Task brief
Your task is to copy every line of the entries that holds the word "blue".

The input
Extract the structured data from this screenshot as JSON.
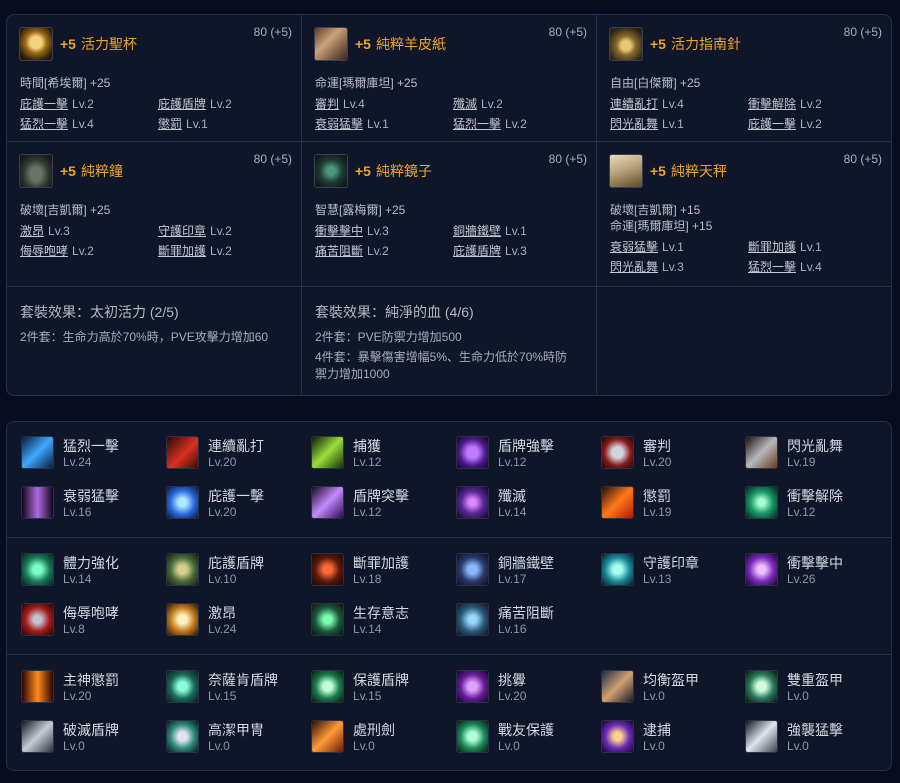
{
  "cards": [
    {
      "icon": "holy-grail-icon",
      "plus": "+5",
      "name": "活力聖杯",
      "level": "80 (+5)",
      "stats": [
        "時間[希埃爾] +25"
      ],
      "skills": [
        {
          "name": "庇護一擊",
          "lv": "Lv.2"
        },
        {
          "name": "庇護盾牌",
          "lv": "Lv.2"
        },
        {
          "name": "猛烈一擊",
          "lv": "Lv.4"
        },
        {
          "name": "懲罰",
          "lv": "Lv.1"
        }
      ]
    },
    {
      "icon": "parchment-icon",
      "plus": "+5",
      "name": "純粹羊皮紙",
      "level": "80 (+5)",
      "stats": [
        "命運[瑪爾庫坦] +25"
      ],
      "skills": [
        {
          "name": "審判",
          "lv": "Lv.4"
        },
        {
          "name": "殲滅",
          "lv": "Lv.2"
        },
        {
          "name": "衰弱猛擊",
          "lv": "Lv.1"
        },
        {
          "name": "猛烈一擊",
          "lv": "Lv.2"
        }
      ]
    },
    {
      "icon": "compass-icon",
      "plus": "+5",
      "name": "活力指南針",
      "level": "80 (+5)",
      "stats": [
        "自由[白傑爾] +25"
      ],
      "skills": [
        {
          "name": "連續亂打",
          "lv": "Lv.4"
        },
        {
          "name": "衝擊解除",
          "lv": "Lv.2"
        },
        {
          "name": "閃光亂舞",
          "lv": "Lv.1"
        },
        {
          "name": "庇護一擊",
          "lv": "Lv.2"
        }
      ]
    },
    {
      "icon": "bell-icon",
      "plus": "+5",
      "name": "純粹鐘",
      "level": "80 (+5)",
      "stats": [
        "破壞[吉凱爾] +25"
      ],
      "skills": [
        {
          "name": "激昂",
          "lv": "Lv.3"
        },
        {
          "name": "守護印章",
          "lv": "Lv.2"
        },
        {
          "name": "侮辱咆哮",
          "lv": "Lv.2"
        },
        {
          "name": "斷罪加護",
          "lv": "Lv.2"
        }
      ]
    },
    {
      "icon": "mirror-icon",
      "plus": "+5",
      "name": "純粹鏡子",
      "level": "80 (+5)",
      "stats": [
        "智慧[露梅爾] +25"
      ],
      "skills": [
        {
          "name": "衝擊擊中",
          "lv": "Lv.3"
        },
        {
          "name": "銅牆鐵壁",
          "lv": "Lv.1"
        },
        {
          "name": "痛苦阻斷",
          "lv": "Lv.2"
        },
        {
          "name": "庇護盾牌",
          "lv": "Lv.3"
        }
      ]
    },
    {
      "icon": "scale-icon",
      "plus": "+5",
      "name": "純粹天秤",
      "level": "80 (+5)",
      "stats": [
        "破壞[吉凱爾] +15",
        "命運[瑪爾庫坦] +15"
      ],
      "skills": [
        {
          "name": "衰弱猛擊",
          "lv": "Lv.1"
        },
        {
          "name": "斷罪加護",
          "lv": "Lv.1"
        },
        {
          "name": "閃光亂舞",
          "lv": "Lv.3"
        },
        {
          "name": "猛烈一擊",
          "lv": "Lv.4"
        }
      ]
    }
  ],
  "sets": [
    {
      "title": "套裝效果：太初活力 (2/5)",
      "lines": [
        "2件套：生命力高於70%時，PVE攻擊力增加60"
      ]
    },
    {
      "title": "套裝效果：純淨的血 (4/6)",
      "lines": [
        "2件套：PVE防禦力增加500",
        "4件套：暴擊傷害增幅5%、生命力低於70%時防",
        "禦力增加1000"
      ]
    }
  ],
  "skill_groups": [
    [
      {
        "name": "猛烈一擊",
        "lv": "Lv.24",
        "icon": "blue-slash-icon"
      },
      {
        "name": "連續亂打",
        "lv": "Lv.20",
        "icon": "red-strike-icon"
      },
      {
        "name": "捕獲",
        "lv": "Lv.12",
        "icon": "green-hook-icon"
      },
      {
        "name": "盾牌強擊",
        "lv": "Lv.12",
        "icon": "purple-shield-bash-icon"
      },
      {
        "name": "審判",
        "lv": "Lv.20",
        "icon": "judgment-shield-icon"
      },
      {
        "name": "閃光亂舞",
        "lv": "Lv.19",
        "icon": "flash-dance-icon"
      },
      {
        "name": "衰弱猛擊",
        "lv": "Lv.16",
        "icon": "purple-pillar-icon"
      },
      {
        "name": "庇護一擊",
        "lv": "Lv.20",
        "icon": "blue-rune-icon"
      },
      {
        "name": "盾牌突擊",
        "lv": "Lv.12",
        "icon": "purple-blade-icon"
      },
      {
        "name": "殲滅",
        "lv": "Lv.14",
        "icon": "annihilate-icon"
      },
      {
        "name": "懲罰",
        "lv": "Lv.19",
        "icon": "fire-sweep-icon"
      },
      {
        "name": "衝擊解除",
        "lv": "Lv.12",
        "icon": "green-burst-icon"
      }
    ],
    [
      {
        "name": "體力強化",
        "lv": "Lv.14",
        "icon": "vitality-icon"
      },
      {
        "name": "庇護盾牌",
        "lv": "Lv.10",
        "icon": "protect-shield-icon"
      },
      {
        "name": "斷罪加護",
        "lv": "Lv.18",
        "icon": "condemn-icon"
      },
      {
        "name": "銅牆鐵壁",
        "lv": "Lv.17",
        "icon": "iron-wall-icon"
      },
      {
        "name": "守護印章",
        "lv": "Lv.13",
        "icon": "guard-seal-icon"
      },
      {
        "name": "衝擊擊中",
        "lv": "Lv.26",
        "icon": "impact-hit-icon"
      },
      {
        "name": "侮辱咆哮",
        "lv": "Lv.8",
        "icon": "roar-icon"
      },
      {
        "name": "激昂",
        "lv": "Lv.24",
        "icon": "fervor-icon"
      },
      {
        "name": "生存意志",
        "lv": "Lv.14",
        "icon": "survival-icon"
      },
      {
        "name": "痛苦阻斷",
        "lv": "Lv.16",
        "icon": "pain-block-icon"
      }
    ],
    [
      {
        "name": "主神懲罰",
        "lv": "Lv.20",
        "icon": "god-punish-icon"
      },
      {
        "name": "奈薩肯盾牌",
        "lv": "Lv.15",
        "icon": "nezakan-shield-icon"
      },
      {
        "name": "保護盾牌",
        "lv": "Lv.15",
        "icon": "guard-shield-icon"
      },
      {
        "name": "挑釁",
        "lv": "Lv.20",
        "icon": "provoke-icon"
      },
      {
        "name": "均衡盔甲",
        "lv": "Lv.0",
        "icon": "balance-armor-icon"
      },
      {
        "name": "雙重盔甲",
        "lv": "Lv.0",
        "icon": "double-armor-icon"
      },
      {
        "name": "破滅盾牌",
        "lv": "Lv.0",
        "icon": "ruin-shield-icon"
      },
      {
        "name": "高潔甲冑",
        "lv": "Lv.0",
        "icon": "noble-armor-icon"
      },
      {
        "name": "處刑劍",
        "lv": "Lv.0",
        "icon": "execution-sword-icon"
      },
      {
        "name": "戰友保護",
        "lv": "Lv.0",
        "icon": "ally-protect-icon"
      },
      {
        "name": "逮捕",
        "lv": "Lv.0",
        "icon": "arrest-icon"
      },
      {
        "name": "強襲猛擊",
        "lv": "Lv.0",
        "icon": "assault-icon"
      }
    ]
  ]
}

Response area
        "icon": "blue-slash-icon"
        "icon": "blue-rune-icon"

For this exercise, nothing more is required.